──────── Given data
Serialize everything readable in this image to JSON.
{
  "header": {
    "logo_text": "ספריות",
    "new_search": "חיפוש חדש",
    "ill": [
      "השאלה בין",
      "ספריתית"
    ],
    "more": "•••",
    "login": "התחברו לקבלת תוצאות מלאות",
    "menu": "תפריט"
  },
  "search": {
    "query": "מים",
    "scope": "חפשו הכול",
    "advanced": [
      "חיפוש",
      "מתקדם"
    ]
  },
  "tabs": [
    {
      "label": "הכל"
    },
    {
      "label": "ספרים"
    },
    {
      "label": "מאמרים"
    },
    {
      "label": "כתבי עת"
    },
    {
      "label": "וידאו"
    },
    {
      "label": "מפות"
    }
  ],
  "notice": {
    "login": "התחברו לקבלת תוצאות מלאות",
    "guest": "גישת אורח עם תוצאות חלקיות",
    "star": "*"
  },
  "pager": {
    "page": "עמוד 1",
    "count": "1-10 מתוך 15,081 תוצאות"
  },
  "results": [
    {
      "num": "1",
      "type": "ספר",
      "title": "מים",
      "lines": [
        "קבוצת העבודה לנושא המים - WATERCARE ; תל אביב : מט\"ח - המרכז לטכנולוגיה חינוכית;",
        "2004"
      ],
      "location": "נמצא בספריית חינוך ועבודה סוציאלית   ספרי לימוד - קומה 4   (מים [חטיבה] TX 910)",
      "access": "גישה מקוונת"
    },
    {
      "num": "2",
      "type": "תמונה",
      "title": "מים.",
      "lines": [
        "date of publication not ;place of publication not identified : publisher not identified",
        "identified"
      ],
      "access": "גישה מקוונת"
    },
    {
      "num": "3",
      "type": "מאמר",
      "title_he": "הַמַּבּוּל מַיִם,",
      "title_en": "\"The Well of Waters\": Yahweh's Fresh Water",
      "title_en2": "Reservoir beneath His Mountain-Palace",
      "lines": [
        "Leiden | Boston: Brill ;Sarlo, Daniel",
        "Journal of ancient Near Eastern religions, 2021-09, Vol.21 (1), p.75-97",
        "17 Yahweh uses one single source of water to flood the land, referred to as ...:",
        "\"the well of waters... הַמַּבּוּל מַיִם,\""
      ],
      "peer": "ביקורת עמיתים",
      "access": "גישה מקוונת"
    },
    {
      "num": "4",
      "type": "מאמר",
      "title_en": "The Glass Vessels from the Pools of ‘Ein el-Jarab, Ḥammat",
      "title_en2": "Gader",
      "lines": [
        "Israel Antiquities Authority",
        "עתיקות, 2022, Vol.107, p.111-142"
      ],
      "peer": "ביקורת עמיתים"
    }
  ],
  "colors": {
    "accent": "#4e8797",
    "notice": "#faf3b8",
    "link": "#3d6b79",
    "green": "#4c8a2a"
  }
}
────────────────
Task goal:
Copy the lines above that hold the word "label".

Exercise solution:
      "label": "הכל"
      "label": "ספרים"
      "label": "מאמרים"
      "label": "כתבי עת"
      "label": "וידאו"
      "label": "מפות"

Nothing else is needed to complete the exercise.